**DATASET ENTRIES**
- - - -
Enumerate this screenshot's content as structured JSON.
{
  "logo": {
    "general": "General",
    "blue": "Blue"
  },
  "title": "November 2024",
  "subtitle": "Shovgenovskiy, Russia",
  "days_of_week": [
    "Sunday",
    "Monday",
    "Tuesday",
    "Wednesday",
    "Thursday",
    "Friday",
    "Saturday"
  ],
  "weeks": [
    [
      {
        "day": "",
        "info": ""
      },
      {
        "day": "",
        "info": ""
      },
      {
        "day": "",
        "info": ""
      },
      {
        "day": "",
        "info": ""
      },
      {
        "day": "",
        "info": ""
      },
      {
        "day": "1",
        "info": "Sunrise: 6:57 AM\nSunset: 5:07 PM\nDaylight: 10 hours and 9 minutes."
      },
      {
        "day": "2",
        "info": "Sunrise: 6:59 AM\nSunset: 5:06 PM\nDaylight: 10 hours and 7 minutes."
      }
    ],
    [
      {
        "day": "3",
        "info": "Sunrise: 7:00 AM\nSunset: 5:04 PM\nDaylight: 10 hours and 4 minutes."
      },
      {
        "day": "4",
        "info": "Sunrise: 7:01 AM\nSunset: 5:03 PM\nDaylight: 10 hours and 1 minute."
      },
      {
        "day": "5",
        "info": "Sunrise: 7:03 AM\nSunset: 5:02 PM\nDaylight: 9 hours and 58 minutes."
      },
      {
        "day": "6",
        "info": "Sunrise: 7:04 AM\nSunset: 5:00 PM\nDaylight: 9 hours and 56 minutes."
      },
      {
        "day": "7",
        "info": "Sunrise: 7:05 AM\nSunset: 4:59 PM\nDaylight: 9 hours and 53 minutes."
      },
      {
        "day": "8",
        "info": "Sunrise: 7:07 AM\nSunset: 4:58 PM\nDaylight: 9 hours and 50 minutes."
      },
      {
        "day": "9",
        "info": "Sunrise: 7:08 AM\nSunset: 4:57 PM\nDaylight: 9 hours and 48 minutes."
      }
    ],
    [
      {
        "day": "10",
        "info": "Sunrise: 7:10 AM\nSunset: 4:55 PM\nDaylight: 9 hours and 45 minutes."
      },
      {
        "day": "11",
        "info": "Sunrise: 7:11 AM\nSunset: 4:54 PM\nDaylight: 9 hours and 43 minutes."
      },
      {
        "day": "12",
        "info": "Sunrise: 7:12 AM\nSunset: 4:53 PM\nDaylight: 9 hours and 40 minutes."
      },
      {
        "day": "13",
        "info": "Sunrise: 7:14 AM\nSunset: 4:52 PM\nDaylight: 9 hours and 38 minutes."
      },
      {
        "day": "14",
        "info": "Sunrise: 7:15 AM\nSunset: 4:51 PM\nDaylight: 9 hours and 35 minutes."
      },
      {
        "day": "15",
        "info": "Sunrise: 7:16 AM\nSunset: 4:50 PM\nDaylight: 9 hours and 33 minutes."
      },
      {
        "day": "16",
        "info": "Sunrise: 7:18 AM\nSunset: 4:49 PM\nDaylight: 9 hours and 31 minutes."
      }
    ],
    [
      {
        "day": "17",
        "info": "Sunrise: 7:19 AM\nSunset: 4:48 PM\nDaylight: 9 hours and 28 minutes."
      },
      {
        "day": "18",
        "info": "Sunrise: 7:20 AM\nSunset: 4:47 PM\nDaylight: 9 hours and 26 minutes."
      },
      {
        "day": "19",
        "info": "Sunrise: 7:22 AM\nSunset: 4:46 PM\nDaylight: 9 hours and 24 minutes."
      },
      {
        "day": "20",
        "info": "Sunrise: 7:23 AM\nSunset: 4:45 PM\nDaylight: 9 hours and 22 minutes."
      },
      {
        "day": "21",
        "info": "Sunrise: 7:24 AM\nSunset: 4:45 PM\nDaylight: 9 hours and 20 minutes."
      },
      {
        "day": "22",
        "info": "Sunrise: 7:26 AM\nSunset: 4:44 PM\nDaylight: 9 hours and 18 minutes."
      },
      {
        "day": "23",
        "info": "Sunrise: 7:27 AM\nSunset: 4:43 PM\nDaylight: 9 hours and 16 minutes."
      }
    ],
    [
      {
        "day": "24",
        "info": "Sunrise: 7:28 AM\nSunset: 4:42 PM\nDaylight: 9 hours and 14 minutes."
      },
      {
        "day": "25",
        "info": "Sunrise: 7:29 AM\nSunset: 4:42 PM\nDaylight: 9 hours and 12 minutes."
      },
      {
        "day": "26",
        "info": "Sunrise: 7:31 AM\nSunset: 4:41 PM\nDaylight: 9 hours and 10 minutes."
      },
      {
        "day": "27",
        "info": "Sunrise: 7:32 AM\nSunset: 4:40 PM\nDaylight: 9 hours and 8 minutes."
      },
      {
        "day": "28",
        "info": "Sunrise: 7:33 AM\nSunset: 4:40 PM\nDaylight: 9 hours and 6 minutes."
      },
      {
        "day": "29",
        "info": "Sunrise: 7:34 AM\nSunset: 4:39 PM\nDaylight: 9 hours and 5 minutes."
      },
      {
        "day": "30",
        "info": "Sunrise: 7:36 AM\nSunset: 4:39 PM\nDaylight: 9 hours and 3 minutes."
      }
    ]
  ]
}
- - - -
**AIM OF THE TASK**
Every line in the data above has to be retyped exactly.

**TASK RESULT**
Enumerate this screenshot's content as structured JSON.
{
  "logo": {
    "general": "General",
    "blue": "Blue"
  },
  "title": "November 2024",
  "subtitle": "Shovgenovskiy, Russia",
  "days_of_week": [
    "Sunday",
    "Monday",
    "Tuesday",
    "Wednesday",
    "Thursday",
    "Friday",
    "Saturday"
  ],
  "weeks": [
    [
      {
        "day": "",
        "info": ""
      },
      {
        "day": "",
        "info": ""
      },
      {
        "day": "",
        "info": ""
      },
      {
        "day": "",
        "info": ""
      },
      {
        "day": "",
        "info": ""
      },
      {
        "day": "1",
        "info": "Sunrise: 6:57 AM\nSunset: 5:07 PM\nDaylight: 10 hours and 9 minutes."
      },
      {
        "day": "2",
        "info": "Sunrise: 6:59 AM\nSunset: 5:06 PM\nDaylight: 10 hours and 7 minutes."
      }
    ],
    [
      {
        "day": "3",
        "info": "Sunrise: 7:00 AM\nSunset: 5:04 PM\nDaylight: 10 hours and 4 minutes."
      },
      {
        "day": "4",
        "info": "Sunrise: 7:01 AM\nSunset: 5:03 PM\nDaylight: 10 hours and 1 minute."
      },
      {
        "day": "5",
        "info": "Sunrise: 7:03 AM\nSunset: 5:02 PM\nDaylight: 9 hours and 58 minutes."
      },
      {
        "day": "6",
        "info": "Sunrise: 7:04 AM\nSunset: 5:00 PM\nDaylight: 9 hours and 56 minutes."
      },
      {
        "day": "7",
        "info": "Sunrise: 7:05 AM\nSunset: 4:59 PM\nDaylight: 9 hours and 53 minutes."
      },
      {
        "day": "8",
        "info": "Sunrise: 7:07 AM\nSunset: 4:58 PM\nDaylight: 9 hours and 50 minutes."
      },
      {
        "day": "9",
        "info": "Sunrise: 7:08 AM\nSunset: 4:57 PM\nDaylight: 9 hours and 48 minutes."
      }
    ],
    [
      {
        "day": "10",
        "info": "Sunrise: 7:10 AM\nSunset: 4:55 PM\nDaylight: 9 hours and 45 minutes."
      },
      {
        "day": "11",
        "info": "Sunrise: 7:11 AM\nSunset: 4:54 PM\nDaylight: 9 hours and 43 minutes."
      },
      {
        "day": "12",
        "info": "Sunrise: 7:12 AM\nSunset: 4:53 PM\nDaylight: 9 hours and 40 minutes."
      },
      {
        "day": "13",
        "info": "Sunrise: 7:14 AM\nSunset: 4:52 PM\nDaylight: 9 hours and 38 minutes."
      },
      {
        "day": "14",
        "info": "Sunrise: 7:15 AM\nSunset: 4:51 PM\nDaylight: 9 hours and 35 minutes."
      },
      {
        "day": "15",
        "info": "Sunrise: 7:16 AM\nSunset: 4:50 PM\nDaylight: 9 hours and 33 minutes."
      },
      {
        "day": "16",
        "info": "Sunrise: 7:18 AM\nSunset: 4:49 PM\nDaylight: 9 hours and 31 minutes."
      }
    ],
    [
      {
        "day": "17",
        "info": "Sunrise: 7:19 AM\nSunset: 4:48 PM\nDaylight: 9 hours and 28 minutes."
      },
      {
        "day": "18",
        "info": "Sunrise: 7:20 AM\nSunset: 4:47 PM\nDaylight: 9 hours and 26 minutes."
      },
      {
        "day": "19",
        "info": "Sunrise: 7:22 AM\nSunset: 4:46 PM\nDaylight: 9 hours and 24 minutes."
      },
      {
        "day": "20",
        "info": "Sunrise: 7:23 AM\nSunset: 4:45 PM\nDaylight: 9 hours and 22 minutes."
      },
      {
        "day": "21",
        "info": "Sunrise: 7:24 AM\nSunset: 4:45 PM\nDaylight: 9 hours and 20 minutes."
      },
      {
        "day": "22",
        "info": "Sunrise: 7:26 AM\nSunset: 4:44 PM\nDaylight: 9 hours and 18 minutes."
      },
      {
        "day": "23",
        "info": "Sunrise: 7:27 AM\nSunset: 4:43 PM\nDaylight: 9 hours and 16 minutes."
      }
    ],
    [
      {
        "day": "24",
        "info": "Sunrise: 7:28 AM\nSunset: 4:42 PM\nDaylight: 9 hours and 14 minutes."
      },
      {
        "day": "25",
        "info": "Sunrise: 7:29 AM\nSunset: 4:42 PM\nDaylight: 9 hours and 12 minutes."
      },
      {
        "day": "26",
        "info": "Sunrise: 7:31 AM\nSunset: 4:41 PM\nDaylight: 9 hours and 10 minutes."
      },
      {
        "day": "27",
        "info": "Sunrise: 7:32 AM\nSunset: 4:40 PM\nDaylight: 9 hours and 8 minutes."
      },
      {
        "day": "28",
        "info": "Sunrise: 7:33 AM\nSunset: 4:40 PM\nDaylight: 9 hours and 6 minutes."
      },
      {
        "day": "29",
        "info": "Sunrise: 7:34 AM\nSunset: 4:39 PM\nDaylight: 9 hours and 5 minutes."
      },
      {
        "day": "30",
        "info": "Sunrise: 7:36 AM\nSunset: 4:39 PM\nDaylight: 9 hours and 3 minutes."
      }
    ]
  ]
}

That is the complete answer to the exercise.